When Tesla's Model S debuted in 2012, it was what every electric car strives to be: performance-oriented, stylish and with a massive range that allowed customers to use it as a daily driver.
Coming into 2013, Tesla had some bad news: a $5,000 price hike. Fortunately, though, the Model S still seems like a relative bargain when compared to a variety of competitors.
The top Base configuration uses a 85 kWh system with up to 300 miles of range—or an EPA-certified 265 miles—while producing 362 horsepower and 325 pound-feet of twist. This enables the Model S to reach 60 mph in 5.6 seconds, and to go on to a 125 mph top speed.
When you jump up to the Performance trim, you get an 85 kWh system with a 300-mile maximum range, 416 horsepower, 443 pound-feet of torque and a 4.4-second dash to 60 mph. Top speed rises to 130 mph.
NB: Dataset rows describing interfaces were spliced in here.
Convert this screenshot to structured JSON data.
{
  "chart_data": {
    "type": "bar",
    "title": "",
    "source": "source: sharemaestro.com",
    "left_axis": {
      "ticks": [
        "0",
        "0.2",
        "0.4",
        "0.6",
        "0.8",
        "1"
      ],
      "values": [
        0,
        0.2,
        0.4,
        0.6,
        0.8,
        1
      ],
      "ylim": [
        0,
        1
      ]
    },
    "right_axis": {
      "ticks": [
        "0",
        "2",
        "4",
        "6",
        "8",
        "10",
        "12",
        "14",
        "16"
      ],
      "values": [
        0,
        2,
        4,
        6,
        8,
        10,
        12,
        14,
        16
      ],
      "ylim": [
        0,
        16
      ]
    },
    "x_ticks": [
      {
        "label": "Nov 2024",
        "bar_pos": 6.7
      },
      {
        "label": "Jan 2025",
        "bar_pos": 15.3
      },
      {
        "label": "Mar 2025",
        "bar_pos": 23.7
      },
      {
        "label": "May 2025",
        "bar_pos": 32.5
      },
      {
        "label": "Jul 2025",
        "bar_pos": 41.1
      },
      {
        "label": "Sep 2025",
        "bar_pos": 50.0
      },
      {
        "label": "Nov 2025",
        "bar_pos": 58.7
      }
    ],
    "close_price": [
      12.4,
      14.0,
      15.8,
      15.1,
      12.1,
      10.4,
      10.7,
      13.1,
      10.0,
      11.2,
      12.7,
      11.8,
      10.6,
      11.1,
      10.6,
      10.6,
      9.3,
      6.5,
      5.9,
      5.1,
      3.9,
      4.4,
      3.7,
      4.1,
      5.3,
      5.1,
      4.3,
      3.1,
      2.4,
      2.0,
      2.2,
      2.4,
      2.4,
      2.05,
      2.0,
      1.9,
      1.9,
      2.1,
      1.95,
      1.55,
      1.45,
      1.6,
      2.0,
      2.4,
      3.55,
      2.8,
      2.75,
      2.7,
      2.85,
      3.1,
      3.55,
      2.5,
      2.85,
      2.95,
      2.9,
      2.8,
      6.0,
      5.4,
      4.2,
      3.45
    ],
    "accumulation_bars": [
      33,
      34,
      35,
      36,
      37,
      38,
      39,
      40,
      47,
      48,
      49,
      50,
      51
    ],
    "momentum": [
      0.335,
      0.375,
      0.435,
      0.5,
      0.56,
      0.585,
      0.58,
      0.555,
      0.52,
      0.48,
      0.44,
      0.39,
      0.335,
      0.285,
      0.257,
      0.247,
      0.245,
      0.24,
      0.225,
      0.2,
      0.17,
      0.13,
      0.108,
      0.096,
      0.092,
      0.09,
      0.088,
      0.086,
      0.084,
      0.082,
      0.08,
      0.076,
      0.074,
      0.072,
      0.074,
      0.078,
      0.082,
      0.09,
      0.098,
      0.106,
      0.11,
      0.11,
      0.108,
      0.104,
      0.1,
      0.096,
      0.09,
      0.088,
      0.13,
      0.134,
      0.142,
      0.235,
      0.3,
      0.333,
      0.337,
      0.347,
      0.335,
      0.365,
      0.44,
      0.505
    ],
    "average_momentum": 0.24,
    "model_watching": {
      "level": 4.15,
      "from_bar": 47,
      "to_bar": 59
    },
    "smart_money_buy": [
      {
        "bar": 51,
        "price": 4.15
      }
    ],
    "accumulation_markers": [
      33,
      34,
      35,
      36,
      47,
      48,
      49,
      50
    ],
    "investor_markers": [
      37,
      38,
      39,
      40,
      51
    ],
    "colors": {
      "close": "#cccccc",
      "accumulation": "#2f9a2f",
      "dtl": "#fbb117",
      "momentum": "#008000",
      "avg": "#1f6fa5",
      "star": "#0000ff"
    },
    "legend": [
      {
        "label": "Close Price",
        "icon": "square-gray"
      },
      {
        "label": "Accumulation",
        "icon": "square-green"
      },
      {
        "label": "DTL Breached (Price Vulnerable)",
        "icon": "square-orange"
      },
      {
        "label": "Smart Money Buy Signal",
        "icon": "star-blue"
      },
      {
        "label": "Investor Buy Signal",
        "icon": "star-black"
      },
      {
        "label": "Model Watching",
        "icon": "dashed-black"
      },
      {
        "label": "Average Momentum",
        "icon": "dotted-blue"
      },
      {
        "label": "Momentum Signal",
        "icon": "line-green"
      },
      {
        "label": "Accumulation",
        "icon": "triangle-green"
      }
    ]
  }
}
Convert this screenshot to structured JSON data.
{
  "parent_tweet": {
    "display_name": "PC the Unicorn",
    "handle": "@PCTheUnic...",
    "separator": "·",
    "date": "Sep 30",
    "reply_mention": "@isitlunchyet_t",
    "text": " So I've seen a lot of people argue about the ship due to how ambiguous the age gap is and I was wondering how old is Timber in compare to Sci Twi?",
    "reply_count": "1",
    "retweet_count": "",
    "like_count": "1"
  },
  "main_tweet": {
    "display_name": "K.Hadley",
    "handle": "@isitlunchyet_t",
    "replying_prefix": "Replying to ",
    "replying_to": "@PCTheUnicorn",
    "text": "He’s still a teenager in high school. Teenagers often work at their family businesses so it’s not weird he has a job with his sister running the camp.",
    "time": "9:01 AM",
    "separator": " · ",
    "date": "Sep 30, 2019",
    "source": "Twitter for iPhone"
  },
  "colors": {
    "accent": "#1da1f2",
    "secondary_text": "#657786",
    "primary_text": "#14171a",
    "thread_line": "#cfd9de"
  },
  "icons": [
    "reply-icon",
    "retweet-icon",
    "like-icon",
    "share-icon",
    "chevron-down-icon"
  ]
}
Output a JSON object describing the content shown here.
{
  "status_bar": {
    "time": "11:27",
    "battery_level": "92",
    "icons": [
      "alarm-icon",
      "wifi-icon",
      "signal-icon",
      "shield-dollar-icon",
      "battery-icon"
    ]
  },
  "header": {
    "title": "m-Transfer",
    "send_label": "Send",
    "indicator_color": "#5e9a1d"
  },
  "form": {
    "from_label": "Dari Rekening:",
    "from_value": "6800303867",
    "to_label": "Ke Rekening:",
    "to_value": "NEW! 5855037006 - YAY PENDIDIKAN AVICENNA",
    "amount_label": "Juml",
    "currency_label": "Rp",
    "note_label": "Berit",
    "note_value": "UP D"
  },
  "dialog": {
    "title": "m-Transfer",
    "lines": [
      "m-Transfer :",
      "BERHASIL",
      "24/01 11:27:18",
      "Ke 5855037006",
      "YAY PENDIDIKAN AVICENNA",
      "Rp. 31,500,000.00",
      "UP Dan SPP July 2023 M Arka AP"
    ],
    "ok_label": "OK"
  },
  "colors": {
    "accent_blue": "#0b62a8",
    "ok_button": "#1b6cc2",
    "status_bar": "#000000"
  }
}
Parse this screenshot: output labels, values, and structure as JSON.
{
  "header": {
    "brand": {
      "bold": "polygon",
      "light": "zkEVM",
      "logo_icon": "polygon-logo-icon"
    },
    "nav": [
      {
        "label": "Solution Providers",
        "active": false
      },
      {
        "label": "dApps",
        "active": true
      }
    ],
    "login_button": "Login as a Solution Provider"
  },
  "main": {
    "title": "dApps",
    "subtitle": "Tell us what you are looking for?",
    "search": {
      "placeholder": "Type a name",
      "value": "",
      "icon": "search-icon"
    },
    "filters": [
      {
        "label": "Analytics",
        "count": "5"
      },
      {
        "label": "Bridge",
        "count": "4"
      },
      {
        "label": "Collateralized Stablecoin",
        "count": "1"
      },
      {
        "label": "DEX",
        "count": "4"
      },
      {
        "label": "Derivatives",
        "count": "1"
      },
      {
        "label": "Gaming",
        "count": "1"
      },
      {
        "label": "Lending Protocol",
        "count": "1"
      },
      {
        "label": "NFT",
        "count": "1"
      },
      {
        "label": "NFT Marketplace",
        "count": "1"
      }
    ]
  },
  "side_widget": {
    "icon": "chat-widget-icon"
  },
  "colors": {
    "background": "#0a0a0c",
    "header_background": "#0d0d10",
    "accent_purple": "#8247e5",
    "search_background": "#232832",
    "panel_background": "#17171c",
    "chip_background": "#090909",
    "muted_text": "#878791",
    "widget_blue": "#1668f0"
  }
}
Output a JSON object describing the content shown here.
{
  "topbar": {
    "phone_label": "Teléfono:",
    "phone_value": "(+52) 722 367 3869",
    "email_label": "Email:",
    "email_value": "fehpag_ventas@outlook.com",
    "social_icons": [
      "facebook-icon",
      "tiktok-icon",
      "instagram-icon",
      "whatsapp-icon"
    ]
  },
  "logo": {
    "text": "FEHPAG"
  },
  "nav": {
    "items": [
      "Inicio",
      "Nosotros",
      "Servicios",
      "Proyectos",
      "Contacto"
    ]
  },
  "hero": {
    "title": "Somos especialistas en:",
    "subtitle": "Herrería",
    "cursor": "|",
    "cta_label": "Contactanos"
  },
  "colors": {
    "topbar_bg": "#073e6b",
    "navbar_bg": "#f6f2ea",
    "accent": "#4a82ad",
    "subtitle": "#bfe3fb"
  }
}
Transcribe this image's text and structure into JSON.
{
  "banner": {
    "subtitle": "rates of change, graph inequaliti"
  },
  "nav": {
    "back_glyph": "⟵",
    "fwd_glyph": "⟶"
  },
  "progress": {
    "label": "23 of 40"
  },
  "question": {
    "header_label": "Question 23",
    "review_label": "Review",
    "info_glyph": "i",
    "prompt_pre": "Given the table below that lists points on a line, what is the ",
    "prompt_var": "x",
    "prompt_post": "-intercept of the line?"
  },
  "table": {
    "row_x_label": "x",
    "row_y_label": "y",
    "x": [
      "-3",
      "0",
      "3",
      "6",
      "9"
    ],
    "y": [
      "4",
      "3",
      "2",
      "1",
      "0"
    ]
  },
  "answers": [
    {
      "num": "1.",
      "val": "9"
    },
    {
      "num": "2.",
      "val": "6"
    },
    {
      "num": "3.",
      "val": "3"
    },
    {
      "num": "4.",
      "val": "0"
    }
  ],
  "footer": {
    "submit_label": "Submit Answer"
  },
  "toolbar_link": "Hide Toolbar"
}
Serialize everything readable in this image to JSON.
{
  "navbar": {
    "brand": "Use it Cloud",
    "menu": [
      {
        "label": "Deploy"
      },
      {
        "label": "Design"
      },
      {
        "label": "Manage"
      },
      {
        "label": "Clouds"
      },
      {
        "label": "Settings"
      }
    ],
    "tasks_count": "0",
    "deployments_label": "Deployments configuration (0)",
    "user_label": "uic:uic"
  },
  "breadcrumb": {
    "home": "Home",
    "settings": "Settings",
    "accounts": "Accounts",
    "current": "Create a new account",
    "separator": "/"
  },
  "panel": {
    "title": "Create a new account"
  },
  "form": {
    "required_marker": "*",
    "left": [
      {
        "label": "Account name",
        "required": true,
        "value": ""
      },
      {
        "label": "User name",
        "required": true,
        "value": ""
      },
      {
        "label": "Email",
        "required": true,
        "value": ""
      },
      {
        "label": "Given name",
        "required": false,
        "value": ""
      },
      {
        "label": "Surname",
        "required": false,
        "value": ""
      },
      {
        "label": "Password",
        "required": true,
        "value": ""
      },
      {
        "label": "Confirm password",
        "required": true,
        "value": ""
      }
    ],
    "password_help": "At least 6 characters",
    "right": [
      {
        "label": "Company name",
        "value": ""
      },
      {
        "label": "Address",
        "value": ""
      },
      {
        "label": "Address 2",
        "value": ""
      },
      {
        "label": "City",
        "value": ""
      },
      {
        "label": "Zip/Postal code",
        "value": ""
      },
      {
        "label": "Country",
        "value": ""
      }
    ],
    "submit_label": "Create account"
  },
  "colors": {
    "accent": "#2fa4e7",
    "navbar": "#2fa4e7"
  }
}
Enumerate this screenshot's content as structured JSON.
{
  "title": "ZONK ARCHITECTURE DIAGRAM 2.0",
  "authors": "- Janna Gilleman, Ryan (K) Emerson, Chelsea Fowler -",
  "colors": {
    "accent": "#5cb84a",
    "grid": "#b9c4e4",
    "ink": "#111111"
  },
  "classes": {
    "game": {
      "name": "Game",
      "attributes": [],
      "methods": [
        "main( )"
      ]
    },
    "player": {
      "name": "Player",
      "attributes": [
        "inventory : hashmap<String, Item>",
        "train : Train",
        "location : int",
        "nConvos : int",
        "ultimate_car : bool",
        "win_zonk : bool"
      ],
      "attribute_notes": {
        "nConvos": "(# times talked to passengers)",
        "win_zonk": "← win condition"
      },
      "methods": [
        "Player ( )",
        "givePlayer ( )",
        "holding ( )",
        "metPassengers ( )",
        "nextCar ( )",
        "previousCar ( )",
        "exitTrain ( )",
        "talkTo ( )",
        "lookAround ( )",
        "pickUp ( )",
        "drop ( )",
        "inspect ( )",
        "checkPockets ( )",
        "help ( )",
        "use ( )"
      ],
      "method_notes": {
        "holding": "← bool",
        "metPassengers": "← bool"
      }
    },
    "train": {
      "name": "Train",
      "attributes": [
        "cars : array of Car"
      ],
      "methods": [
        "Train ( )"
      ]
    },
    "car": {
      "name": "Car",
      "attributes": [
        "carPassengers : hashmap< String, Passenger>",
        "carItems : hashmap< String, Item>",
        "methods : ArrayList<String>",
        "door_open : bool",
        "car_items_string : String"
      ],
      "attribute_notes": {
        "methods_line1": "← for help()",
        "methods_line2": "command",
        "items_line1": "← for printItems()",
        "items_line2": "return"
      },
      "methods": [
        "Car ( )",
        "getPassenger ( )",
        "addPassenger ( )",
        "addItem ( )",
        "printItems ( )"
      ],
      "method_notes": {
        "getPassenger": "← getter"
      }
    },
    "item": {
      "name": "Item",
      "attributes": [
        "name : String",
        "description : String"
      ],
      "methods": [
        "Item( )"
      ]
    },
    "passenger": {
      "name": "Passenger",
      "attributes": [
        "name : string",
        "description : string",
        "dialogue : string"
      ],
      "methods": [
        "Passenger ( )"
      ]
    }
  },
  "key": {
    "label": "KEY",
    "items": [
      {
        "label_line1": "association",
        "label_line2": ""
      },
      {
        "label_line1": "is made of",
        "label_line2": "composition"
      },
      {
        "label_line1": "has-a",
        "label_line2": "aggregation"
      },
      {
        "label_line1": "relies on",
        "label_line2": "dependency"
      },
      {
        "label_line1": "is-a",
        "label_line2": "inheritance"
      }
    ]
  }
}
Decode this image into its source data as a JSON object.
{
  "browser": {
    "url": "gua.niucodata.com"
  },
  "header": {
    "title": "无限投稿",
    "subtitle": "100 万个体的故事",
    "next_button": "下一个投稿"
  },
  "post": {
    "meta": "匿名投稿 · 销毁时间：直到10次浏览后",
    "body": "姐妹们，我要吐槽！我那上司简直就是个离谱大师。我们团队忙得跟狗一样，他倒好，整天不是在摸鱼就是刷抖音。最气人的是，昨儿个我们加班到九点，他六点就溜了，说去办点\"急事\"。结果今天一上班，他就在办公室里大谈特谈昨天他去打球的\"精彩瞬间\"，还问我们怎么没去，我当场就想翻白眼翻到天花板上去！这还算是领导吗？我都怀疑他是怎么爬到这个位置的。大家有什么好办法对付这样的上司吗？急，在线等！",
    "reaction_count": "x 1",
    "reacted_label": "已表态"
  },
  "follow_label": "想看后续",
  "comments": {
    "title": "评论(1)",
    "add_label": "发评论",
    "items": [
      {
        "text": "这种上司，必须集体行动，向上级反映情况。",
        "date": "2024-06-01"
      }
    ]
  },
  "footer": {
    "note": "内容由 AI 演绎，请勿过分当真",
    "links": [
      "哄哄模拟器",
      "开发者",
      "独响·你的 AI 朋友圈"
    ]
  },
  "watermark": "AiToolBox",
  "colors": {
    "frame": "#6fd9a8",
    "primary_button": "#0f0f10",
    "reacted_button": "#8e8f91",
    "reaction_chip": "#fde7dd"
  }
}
Sexy and efficient, the Tesla Model S has a price that puts it out of reach for many middle class buyers, even with tax credits. There have also been mixed reviews regarding the claimed range of each model, but Tesla has steadily argued that these claims are untrue.